(Exercise material Opens)

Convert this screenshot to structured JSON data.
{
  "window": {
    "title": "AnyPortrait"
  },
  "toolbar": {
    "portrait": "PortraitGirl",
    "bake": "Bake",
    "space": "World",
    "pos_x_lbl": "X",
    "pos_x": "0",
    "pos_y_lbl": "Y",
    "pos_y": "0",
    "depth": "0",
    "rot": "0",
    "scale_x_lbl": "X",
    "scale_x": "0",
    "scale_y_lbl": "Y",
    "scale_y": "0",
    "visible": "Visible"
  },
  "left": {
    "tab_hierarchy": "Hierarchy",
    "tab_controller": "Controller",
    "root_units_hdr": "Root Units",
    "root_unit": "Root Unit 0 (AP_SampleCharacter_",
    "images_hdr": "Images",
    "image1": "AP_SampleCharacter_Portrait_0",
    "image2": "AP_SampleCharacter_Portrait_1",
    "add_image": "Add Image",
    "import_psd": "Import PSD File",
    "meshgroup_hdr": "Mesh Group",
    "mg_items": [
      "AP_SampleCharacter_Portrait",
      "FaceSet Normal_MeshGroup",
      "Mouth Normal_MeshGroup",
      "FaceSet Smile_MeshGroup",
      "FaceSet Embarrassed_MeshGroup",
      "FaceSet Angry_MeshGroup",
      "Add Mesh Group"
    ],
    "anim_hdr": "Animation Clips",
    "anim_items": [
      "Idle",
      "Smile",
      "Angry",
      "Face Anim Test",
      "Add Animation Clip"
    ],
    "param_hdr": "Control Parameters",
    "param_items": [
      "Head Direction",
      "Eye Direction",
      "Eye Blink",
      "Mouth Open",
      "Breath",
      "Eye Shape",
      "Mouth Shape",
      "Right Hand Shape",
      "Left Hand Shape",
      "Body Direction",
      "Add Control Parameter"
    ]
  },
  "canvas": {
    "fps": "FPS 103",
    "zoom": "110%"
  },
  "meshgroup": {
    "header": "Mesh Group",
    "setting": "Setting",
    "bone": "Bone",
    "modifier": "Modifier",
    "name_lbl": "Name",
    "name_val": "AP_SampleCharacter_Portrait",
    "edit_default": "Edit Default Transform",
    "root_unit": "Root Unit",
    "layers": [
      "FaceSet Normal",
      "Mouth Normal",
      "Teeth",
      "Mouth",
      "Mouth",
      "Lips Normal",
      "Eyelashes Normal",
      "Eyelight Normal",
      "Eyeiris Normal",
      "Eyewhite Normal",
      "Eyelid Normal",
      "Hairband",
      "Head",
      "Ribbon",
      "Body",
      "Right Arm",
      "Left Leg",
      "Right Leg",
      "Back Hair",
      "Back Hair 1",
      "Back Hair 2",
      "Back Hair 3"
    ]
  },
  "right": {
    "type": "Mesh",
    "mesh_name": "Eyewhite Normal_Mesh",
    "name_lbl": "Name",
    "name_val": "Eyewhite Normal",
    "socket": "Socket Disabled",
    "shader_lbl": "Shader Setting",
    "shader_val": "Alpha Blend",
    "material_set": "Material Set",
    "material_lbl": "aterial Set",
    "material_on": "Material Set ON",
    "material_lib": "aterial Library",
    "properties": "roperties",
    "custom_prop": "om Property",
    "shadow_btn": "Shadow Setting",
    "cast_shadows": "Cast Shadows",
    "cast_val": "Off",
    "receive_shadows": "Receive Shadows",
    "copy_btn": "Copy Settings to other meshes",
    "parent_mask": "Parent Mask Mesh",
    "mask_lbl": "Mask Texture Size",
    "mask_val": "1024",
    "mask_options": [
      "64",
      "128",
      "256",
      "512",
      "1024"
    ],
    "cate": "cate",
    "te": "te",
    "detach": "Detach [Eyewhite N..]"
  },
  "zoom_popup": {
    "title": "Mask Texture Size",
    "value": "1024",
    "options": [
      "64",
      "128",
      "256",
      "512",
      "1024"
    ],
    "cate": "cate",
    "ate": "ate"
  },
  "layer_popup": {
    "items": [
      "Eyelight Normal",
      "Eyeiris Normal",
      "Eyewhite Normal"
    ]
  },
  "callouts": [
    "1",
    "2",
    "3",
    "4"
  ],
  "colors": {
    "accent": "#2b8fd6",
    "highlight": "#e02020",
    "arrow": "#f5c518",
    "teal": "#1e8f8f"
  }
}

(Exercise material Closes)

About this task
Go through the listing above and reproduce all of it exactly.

Solution for this task
Convert this screenshot to structured JSON data.
{
  "window": {
    "title": "AnyPortrait"
  },
  "toolbar": {
    "portrait": "PortraitGirl",
    "bake": "Bake",
    "space": "World",
    "pos_x_lbl": "X",
    "pos_x": "0",
    "pos_y_lbl": "Y",
    "pos_y": "0",
    "depth": "0",
    "rot": "0",
    "scale_x_lbl": "X",
    "scale_x": "0",
    "scale_y_lbl": "Y",
    "scale_y": "0",
    "visible": "Visible"
  },
  "left": {
    "tab_hierarchy": "Hierarchy",
    "tab_controller": "Controller",
    "root_units_hdr": "Root Units",
    "root_unit": "Root Unit 0 (AP_SampleCharacter_",
    "images_hdr": "Images",
    "image1": "AP_SampleCharacter_Portrait_0",
    "image2": "AP_SampleCharacter_Portrait_1",
    "add_image": "Add Image",
    "import_psd": "Import PSD File",
    "meshgroup_hdr": "Mesh Group",
    "mg_items": [
      "AP_SampleCharacter_Portrait",
      "FaceSet Normal_MeshGroup",
      "Mouth Normal_MeshGroup",
      "FaceSet Smile_MeshGroup",
      "FaceSet Embarrassed_MeshGroup",
      "FaceSet Angry_MeshGroup",
      "Add Mesh Group"
    ],
    "anim_hdr": "Animation Clips",
    "anim_items": [
      "Idle",
      "Smile",
      "Angry",
      "Face Anim Test",
      "Add Animation Clip"
    ],
    "param_hdr": "Control Parameters",
    "param_items": [
      "Head Direction",
      "Eye Direction",
      "Eye Blink",
      "Mouth Open",
      "Breath",
      "Eye Shape",
      "Mouth Shape",
      "Right Hand Shape",
      "Left Hand Shape",
      "Body Direction",
      "Add Control Parameter"
    ]
  },
  "canvas": {
    "fps": "FPS 103",
    "zoom": "110%"
  },
  "meshgroup": {
    "header": "Mesh Group",
    "setting": "Setting",
    "bone": "Bone",
    "modifier": "Modifier",
    "name_lbl": "Name",
    "name_val": "AP_SampleCharacter_Portrait",
    "edit_default": "Edit Default Transform",
    "root_unit": "Root Unit",
    "layers": [
      "FaceSet Normal",
      "Mouth Normal",
      "Teeth",
      "Mouth",
      "Mouth",
      "Lips Normal",
      "Eyelashes Normal",
      "Eyelight Normal",
      "Eyeiris Normal",
      "Eyewhite Normal",
      "Eyelid Normal",
      "Hairband",
      "Head",
      "Ribbon",
      "Body",
      "Right Arm",
      "Left Leg",
      "Right Leg",
      "Back Hair",
      "Back Hair 1",
      "Back Hair 2",
      "Back Hair 3"
    ]
  },
  "right": {
    "type": "Mesh",
    "mesh_name": "Eyewhite Normal_Mesh",
    "name_lbl": "Name",
    "name_val": "Eyewhite Normal",
    "socket": "Socket Disabled",
    "shader_lbl": "Shader Setting",
    "shader_val": "Alpha Blend",
    "material_set": "Material Set",
    "material_lbl": "aterial Set",
    "material_on": "Material Set ON",
    "material_lib": "aterial Library",
    "properties": "roperties",
    "custom_prop": "om Property",
    "shadow_btn": "Shadow Setting",
    "cast_shadows": "Cast Shadows",
    "cast_val": "Off",
    "receive_shadows": "Receive Shadows",
    "copy_btn": "Copy Settings to other meshes",
    "parent_mask": "Parent Mask Mesh",
    "mask_lbl": "Mask Texture Size",
    "mask_val": "1024",
    "mask_options": [
      "64",
      "128",
      "256",
      "512",
      "1024"
    ],
    "cate": "cate",
    "te": "te",
    "detach": "Detach [Eyewhite N..]"
  },
  "zoom_popup": {
    "title": "Mask Texture Size",
    "value": "1024",
    "options": [
      "64",
      "128",
      "256",
      "512",
      "1024"
    ],
    "cate": "cate",
    "ate": "ate"
  },
  "layer_popup": {
    "items": [
      "Eyelight Normal",
      "Eyeiris Normal",
      "Eyewhite Normal"
    ]
  },
  "callouts": [
    "1",
    "2",
    "3",
    "4"
  ],
  "colors": {
    "accent": "#2b8fd6",
    "highlight": "#e02020",
    "arrow": "#f5c518",
    "teal": "#1e8f8f"
  }
}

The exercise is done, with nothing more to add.